This work aims at finding the parameters of spiritual growth. Although it is not possible to objectify spiritual growth fully, this work gives a definite idea of one's state of spiritual progress.

Milestones in Nutshell

Talking of stages of spiritual growth,Sri Ramakrishna said:

'There are two indications of such knowledge. First, longing, that is to say, love for God. You may indulge in reasoning or discussion, but if you feel no longing or love, it is all futile. Second, the awakening of the Kundalini. As long as the Kundalini remains asleep, you have not attained knowledge of God.(Gospel, p.610-11).

'The first stage is that of the beginner. He studies and hears. Second is the stage of the struggling aspirant. He prays to God, meditates on him, and sings his name and glories. The third stage is that of the perfect soul. He has seen God, realized him directly and immediately in his inner consciousness. (p.344) ... The inner consciousness must be awakened through the grace of God. Through this awakening a man goes into samadhi. He often forgets that he hasa body. He gets rid of his attachment to "women and gold" and does not enjoy any talk unless it is about God. Worldly talk gives him pain.
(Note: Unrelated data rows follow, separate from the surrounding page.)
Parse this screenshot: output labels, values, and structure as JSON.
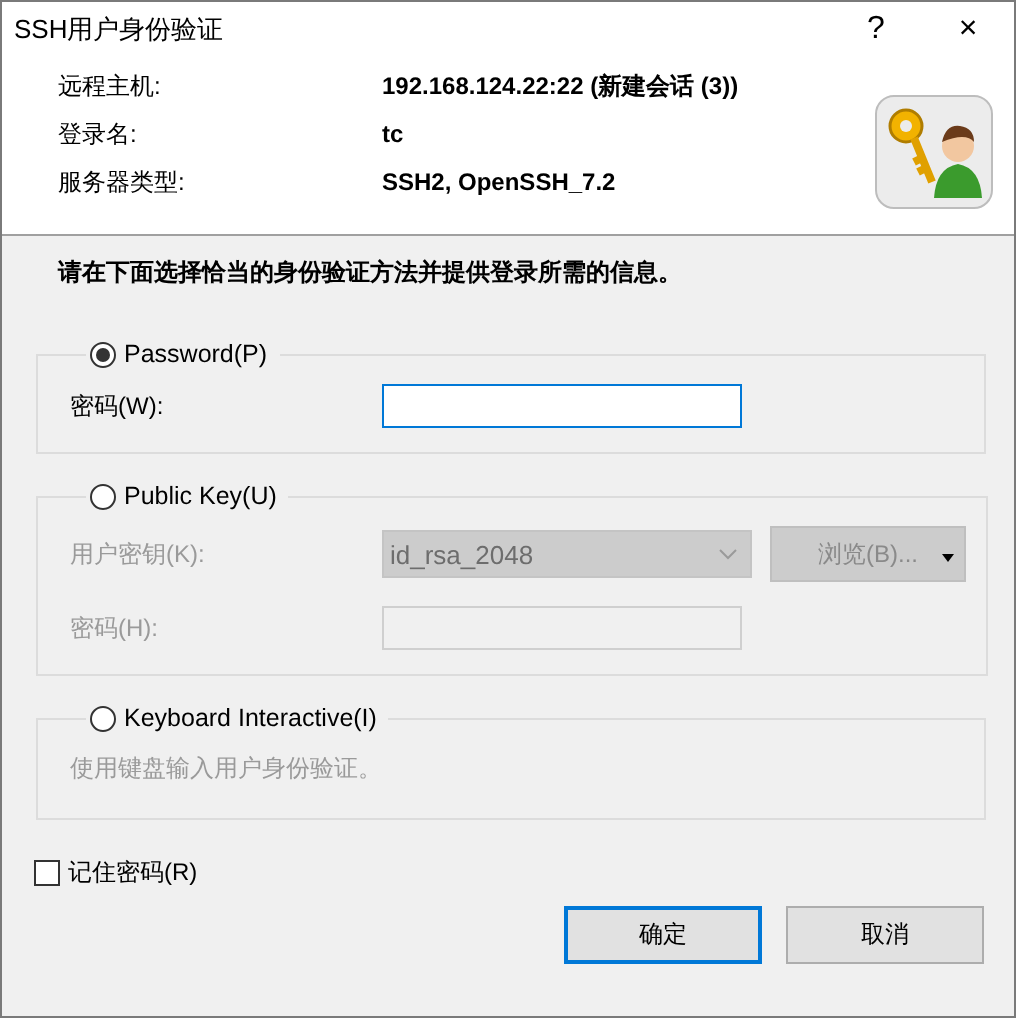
{
  "window": {
    "title": "SSH用户身份验证",
    "help": "?",
    "close": "×"
  },
  "info": [
    {
      "label": "远程主机:",
      "value": "192.168.124.22:22 (新建会话 (3))"
    },
    {
      "label": "登录名:",
      "value": "tc"
    },
    {
      "label": "服务器类型:",
      "value": "SSH2, OpenSSH_7.2"
    }
  ],
  "instruction": "请在下面选择恰当的身份验证方法并提供登录所需的信息。",
  "methods": [
    {
      "label": "Password(P)",
      "selected": true,
      "disabled": false,
      "fields": [
        {
          "kind": "text",
          "label": "密码(W):",
          "focused": true
        }
      ]
    },
    {
      "label": "Public Key(U)",
      "selected": false,
      "disabled": true,
      "fields": [
        {
          "kind": "dropdown",
          "label": "用户密钥(K):",
          "value": "id_rsa_2048",
          "button": "浏览(B)..."
        },
        {
          "kind": "text",
          "label": "密码(H):",
          "focused": false
        }
      ]
    },
    {
      "label": "Keyboard Interactive(I)",
      "selected": false,
      "disabled": true,
      "description": "使用键盘输入用户身份验证。"
    }
  ],
  "remember": {
    "label": "记住密码(R)",
    "checked": false
  },
  "buttons": [
    {
      "label": "确定",
      "default": true
    },
    {
      "label": "取消",
      "default": false
    }
  ]
}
Through the awakening of the inner consciousness one realizes the all-pervading consciousness (p.734).'

Madhusudan Saraswati details the process of spiritual growth in his Gudhartha Dipika

on Bhagavad-Gita as

'Steadfastness in selfless works comes first; from that follows purification of the mind;thereafter the renunciation of all actions, led by control of sense organs etc.; then comes steadfastness in devotion to the Lord, together with vichara on the Upanisadic sentences.

From that comes steadfastness in the Knowledge of Reality.